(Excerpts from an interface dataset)

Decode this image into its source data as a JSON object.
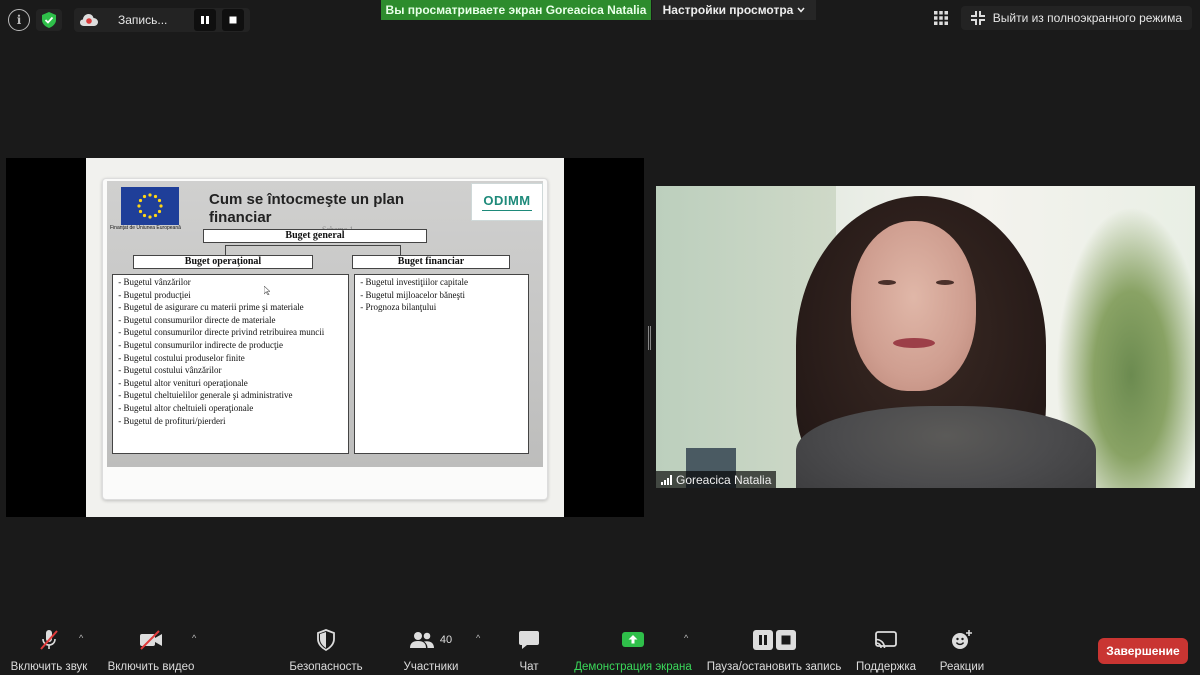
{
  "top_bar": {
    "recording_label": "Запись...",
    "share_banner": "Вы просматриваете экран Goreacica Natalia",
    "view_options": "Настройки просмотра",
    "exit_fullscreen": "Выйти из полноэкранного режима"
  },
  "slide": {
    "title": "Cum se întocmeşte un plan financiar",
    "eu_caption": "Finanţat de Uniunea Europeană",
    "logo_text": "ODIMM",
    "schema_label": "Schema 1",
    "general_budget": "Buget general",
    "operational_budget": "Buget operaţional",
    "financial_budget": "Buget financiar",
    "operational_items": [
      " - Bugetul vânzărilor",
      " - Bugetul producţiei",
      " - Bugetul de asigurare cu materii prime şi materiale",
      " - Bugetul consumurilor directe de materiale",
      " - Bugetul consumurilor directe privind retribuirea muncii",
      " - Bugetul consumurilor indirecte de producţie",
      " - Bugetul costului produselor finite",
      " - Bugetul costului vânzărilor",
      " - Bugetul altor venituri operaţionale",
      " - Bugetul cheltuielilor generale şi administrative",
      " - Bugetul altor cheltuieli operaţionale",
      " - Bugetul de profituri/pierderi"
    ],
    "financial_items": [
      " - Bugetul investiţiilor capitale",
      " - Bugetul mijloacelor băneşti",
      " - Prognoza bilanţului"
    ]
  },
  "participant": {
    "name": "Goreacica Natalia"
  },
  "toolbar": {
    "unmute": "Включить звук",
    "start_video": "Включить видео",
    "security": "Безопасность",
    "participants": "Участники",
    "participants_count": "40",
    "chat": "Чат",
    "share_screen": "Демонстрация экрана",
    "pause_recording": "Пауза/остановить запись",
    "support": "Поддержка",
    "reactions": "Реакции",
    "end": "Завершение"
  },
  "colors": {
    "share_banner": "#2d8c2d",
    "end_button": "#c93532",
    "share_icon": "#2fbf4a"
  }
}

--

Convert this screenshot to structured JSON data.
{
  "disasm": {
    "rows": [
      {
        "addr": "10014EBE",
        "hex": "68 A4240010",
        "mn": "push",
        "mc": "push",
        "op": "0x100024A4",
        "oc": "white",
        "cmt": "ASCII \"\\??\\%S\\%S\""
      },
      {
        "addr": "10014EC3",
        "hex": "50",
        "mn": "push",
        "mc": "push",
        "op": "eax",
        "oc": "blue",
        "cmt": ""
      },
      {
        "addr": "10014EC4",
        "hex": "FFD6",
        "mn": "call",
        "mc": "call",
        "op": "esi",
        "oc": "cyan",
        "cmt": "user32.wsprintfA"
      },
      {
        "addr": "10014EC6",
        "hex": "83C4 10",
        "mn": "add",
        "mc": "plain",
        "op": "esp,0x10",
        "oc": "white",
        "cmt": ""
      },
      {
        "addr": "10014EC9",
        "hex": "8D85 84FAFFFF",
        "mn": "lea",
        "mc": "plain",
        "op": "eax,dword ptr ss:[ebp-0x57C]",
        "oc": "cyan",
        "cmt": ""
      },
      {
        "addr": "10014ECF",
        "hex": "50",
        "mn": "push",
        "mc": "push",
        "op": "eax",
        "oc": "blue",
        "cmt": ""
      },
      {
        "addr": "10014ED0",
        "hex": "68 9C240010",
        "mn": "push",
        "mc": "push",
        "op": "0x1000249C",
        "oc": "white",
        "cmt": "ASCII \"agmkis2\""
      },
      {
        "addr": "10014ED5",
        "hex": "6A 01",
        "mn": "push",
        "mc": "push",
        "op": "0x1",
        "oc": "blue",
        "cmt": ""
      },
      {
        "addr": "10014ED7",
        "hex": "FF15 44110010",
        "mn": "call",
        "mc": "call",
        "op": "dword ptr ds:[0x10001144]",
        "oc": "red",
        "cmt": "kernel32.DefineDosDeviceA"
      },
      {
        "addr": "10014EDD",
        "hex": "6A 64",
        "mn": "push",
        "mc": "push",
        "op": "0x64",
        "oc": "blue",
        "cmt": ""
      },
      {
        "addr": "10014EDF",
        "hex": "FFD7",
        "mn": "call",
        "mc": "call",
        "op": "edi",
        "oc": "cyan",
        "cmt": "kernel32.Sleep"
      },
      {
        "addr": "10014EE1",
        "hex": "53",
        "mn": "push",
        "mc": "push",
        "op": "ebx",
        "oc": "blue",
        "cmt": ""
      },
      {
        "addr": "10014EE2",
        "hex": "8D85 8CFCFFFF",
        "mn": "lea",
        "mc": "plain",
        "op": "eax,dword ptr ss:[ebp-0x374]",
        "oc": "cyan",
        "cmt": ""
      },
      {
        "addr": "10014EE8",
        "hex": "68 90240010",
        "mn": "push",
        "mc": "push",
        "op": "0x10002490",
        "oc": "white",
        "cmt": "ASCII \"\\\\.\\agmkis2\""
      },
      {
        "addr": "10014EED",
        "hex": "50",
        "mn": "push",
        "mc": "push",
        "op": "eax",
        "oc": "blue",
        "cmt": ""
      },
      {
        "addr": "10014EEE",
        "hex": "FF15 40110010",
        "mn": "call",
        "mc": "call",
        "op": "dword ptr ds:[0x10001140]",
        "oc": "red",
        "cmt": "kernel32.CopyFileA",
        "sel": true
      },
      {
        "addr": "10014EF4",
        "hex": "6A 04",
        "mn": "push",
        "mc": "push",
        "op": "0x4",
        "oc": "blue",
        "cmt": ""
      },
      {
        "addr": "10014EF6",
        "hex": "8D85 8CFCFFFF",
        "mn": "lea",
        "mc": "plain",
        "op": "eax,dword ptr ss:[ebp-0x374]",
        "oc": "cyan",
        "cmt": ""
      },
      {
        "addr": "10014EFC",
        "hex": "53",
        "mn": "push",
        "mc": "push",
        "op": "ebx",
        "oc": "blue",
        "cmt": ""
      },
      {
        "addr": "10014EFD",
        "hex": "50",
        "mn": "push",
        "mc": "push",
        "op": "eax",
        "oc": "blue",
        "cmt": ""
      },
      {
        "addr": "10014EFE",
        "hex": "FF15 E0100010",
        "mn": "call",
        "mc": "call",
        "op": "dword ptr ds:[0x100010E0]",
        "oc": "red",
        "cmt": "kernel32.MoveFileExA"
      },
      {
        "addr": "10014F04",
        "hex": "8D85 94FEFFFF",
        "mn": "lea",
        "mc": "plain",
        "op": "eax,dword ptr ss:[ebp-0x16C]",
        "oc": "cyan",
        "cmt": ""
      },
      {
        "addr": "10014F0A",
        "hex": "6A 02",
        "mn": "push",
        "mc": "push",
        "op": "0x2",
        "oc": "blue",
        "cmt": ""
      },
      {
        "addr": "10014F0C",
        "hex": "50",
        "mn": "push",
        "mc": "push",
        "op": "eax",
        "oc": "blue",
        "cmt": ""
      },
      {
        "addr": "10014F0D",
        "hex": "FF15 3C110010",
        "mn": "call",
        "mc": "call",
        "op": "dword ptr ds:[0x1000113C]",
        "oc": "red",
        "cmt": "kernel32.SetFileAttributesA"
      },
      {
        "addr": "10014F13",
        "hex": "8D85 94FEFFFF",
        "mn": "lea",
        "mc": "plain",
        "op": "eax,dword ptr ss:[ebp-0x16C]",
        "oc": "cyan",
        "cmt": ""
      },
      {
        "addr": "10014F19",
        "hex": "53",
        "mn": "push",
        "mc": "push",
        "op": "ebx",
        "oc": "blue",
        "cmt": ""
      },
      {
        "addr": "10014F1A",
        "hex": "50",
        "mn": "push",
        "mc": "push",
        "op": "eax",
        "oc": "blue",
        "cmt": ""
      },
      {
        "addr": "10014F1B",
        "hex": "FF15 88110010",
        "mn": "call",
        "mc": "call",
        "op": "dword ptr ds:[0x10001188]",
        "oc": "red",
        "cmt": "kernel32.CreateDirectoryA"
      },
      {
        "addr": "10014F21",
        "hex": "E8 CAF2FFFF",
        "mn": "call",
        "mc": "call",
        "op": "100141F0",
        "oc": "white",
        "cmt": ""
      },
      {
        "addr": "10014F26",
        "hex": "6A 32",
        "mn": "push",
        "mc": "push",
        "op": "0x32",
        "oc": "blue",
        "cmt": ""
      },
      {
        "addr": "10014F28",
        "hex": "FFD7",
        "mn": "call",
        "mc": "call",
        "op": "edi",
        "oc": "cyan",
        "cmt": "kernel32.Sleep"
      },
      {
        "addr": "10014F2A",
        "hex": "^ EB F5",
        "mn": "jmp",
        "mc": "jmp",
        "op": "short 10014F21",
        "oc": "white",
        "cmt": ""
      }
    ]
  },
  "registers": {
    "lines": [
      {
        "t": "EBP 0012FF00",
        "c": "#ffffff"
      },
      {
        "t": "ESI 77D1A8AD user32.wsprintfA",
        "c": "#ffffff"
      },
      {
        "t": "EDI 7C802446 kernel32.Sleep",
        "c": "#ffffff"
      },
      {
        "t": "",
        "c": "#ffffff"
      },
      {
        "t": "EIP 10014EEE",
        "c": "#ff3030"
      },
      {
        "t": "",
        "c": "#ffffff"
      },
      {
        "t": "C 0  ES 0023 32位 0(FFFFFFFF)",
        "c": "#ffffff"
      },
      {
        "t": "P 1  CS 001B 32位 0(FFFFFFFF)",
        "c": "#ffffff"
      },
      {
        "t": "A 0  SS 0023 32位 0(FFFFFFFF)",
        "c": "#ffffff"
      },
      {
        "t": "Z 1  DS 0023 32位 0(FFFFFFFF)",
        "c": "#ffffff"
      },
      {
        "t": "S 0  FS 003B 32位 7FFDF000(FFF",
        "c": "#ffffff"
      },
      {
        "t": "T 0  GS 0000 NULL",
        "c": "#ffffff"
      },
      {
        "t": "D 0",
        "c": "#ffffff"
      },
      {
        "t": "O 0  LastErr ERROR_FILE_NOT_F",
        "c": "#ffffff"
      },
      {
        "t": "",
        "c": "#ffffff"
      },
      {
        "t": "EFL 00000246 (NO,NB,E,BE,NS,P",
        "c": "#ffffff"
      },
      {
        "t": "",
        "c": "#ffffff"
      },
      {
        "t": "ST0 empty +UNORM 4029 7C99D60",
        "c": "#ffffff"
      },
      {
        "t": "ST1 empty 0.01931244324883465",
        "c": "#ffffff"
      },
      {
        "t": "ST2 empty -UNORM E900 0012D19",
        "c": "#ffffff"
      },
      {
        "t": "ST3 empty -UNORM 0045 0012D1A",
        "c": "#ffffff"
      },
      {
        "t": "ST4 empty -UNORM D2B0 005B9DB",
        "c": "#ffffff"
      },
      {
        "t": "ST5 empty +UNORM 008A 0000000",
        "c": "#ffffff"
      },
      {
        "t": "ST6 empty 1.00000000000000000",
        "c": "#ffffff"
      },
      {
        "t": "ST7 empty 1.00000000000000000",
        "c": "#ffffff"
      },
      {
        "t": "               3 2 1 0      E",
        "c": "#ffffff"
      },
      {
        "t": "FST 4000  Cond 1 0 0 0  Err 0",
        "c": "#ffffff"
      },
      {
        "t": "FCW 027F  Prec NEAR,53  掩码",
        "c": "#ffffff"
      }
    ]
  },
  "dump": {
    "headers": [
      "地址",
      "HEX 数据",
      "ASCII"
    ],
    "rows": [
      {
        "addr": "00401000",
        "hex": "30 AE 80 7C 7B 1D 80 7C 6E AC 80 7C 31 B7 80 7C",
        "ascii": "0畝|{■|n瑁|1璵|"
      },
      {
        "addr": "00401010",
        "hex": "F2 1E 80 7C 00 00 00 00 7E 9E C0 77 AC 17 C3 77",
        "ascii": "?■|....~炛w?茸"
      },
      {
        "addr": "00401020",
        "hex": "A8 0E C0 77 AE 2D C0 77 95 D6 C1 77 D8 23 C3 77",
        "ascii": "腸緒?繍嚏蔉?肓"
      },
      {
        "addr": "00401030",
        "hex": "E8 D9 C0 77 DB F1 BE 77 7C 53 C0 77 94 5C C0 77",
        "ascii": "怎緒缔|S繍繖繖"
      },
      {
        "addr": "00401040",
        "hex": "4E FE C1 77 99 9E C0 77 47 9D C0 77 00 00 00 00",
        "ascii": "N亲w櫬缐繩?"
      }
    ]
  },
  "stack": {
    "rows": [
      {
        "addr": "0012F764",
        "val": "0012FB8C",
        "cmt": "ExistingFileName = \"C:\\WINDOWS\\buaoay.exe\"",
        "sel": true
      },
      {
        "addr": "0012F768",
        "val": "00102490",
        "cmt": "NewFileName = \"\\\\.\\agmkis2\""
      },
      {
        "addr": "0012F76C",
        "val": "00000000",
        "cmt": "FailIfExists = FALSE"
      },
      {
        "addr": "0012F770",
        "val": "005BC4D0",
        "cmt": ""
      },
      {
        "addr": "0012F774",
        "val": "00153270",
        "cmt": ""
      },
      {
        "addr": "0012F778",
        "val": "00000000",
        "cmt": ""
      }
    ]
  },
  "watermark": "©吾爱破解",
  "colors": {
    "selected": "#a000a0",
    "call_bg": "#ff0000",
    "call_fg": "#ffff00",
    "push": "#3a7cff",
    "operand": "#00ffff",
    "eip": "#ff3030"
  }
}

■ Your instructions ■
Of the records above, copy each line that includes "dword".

■ Exercise output ■
        "op": "eax,dword ptr ss:[ebp-0x57C]",
        "op": "dword ptr ds:[0x10001144]",
        "op": "eax,dword ptr ss:[ebp-0x374]",
        "op": "dword ptr ds:[0x10001140]",
        "op": "eax,dword ptr ss:[ebp-0x374]",
        "op": "dword ptr ds:[0x100010E0]",
        "op": "eax,dword ptr ss:[ebp-0x16C]",
        "op": "dword ptr ds:[0x1000113C]",
        "op": "eax,dword ptr ss:[ebp-0x16C]",
        "op": "dword ptr ds:[0x10001188]",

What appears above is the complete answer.